RESEARCH

Economic Impact of Visual Impairment and Blindness in the United States

AUTHOR:

Kevin D. Frick, PhD, Emily W. Gower, PhD; John H. Kempen, MD, PhD; Jennifer L. Wolff, PhD

SPONSOR/INSTITUTION:

Prevent Blindness America

YEAR PUBLISHED:

2007

PUBLICATION:

JAMA Ophthalmology

KEY HIGHLIGHTS:

  • This study was conducted to assess the economic impact of excess medical and informal care and the health utility loss associated with visual impairment and blindness in adults aged 40 years and older in the United States.

  • The study concluded that blindness and visual impairment were significantly associated with higher medical care expenditures, a greater number of informal care days, and a decrease in health utility.

  • The home care component of expenditures was most affected by blindness. The aggregate annual economic impact included $5.5 billion spent for medical care and the value of informal care as well as a loss of more than 209 000 quality-adjusted life years.

  • Visual impairment has a large effect on home care. Any economic analysis of prevention, treatment, and rehabilitation should account for the fraction of the annual monetary cost and loss of quality-adjusted life years that can be averted.

SUMMARY


Visual impairment has a large effect on home care. Any economic analysis of prevention, treatment, and rehabilitation should account for the fraction of the annual monetary cost and loss of quality-adjusted life years that can be averted.


Understanding the costs of a condition is useful for making an economic argument about efforts to reduce the burden of the condition. In this study, Medical Expenditure Panel Survey data are used to estimate the economic impact of visual impairment and blindness for individuals aged 40 years and older in the United States. Cost and quality-of-life measures are present, which have not previously been included in US analyses.

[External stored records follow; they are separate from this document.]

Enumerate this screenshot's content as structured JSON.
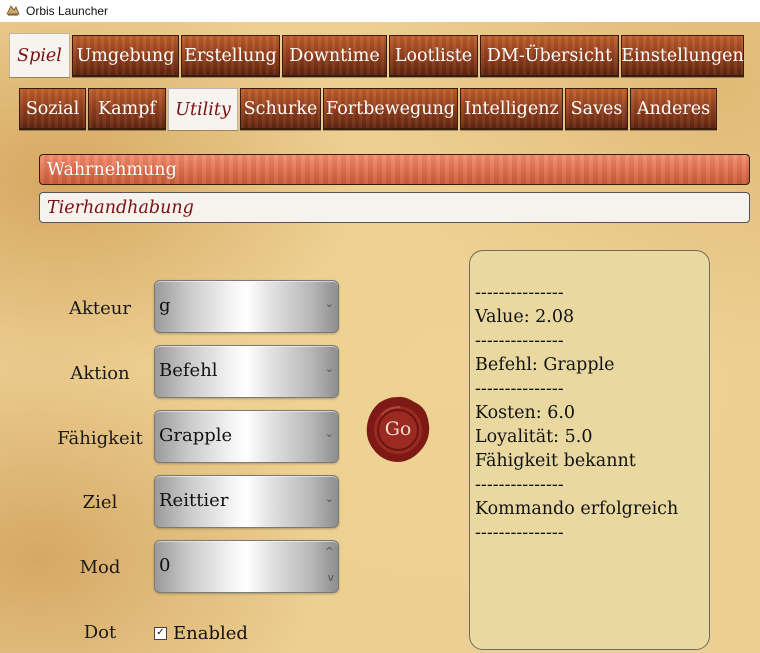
{
  "window": {
    "title": "Orbis Launcher",
    "icon": "orbis-app-icon"
  },
  "main_tabs": [
    {
      "label": "Spiel",
      "active": true
    },
    {
      "label": "Umgebung",
      "active": false
    },
    {
      "label": "Erstellung",
      "active": false
    },
    {
      "label": "Downtime",
      "active": false
    },
    {
      "label": "Lootliste",
      "active": false
    },
    {
      "label": "DM-Übersicht",
      "active": false
    },
    {
      "label": "Einstellungen",
      "active": false
    }
  ],
  "sub_tabs": [
    {
      "label": "Sozial",
      "active": false
    },
    {
      "label": "Kampf",
      "active": false
    },
    {
      "label": "Utility",
      "active": true
    },
    {
      "label": "Schurke",
      "active": false
    },
    {
      "label": "Fortbewegung",
      "active": false
    },
    {
      "label": "Intelligenz",
      "active": false
    },
    {
      "label": "Saves",
      "active": false
    },
    {
      "label": "Anderes",
      "active": false
    }
  ],
  "skills": [
    {
      "label": "Wahrnehmung",
      "active": true
    },
    {
      "label": "Tierhandhabung",
      "active": false
    }
  ],
  "form": {
    "akteur": {
      "label": "Akteur",
      "value": "g"
    },
    "aktion": {
      "label": "Aktion",
      "value": "Befehl"
    },
    "faehigkeit": {
      "label": "Fähigkeit",
      "value": "Grapple"
    },
    "ziel": {
      "label": "Ziel",
      "value": "Reittier"
    },
    "mod": {
      "label": "Mod",
      "value": "0"
    },
    "dot": {
      "label": "Dot",
      "checkbox_label": "Enabled",
      "checked": true
    }
  },
  "go_button": {
    "label": "Go",
    "color": "#8e1f18"
  },
  "output_lines": [
    "---------------",
    "Value: 2.08",
    "---------------",
    "Befehl: Grapple",
    "---------------",
    "Kosten: 6.0",
    "Loyalität: 5.0",
    "Fähigkeit bekannt",
    "---------------",
    "Kommando erfolgreich",
    "---------------"
  ],
  "colors": {
    "parchment": "#eccf92",
    "wood_tab": "#9c4520",
    "active_tab_text": "#7a1010",
    "active_skill": "#e27350",
    "output_bg": "#e9d9a1"
  }
}
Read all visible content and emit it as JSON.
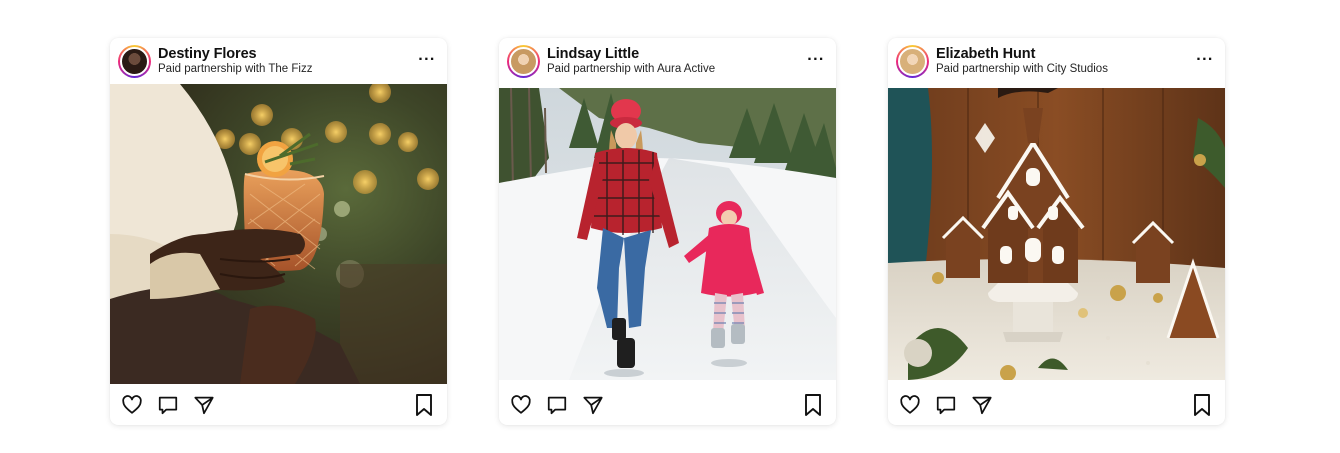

The costs of visual impairment and blindness have been characterized in the United States, Australia, and elsewhere.  Research on the cost of visual impairment can use administrative, clinical, or survey data. Administrative data often include a large number of records, identify blindness by coded diagnoses, do not capture paid personal care services not covered by third-party payers, and do not capture the cost of informal care.


Clinical examinations provide an exact measure of visual impairment but likely would result in a limited sample size because of the resources needed for eye examinations or medical records abstraction. Survey data require individuals to self-identify as visually impaired or blind but can ask about many types of costs. To our knowledge, no study to date has used data from a large national survey to calculate the excess expenditures associated with being visually impaired in the United States. This type of data can uniquely provide information on home and informal care costs for which visual impairment likely makes a large difference.


The Medical Expenditure Panel Survey is an overlapping cohort survey that has been administered by the Agency for Healthcare Research and Quality since 1996. This panel survey allows researchers to study annual health care expenditures and informal care received.


Arch Ophthalmol. 2007;125(4):544-550. doi:10.1001/archopht.125.4.544